Your task
Show every line of the data where the word "Tools" can be found.

Material supplied
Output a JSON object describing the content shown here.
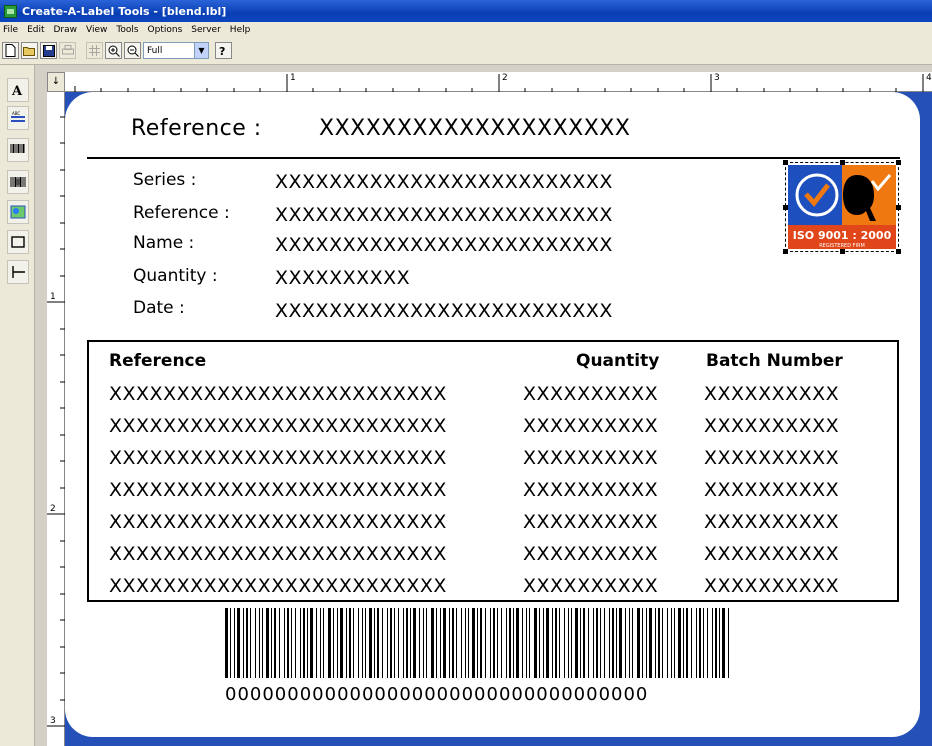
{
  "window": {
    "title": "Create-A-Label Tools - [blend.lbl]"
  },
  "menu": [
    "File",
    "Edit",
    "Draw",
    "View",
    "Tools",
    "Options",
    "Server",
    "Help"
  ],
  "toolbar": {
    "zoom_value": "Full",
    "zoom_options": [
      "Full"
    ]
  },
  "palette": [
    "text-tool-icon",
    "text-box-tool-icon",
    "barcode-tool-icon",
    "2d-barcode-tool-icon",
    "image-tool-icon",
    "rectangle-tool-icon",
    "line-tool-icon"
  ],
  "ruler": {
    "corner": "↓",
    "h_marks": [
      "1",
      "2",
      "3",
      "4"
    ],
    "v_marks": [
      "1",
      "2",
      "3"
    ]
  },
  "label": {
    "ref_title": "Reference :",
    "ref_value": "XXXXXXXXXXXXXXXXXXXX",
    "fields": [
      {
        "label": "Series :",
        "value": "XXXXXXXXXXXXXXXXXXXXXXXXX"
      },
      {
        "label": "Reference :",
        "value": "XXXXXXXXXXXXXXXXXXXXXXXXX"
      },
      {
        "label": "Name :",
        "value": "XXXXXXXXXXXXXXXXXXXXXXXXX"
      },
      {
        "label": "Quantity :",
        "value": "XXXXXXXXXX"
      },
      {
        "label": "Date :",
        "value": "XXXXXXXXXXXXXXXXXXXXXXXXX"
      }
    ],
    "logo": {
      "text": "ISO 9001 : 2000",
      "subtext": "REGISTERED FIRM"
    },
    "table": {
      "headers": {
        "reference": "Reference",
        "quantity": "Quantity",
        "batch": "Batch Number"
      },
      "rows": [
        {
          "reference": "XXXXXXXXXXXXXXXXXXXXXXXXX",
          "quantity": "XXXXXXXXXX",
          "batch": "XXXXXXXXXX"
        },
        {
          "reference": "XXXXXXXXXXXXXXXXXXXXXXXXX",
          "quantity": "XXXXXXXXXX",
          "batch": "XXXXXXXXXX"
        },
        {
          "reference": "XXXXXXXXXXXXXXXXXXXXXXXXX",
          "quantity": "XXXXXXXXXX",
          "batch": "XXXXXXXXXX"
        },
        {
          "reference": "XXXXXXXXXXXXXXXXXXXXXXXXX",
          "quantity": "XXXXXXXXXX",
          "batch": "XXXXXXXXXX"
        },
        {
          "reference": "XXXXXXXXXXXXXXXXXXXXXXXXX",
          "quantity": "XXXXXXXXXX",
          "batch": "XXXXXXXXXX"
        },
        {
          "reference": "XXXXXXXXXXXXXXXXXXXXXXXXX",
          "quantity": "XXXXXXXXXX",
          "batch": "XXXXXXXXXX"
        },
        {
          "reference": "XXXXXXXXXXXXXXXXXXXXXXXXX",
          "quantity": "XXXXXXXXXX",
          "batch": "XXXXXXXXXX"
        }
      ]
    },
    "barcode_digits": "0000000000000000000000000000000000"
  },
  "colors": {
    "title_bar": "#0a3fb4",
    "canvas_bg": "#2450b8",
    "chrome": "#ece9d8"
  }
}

Expected answer
    "title": "Create-A-Label Tools - [blend.lbl]"
    "Tools",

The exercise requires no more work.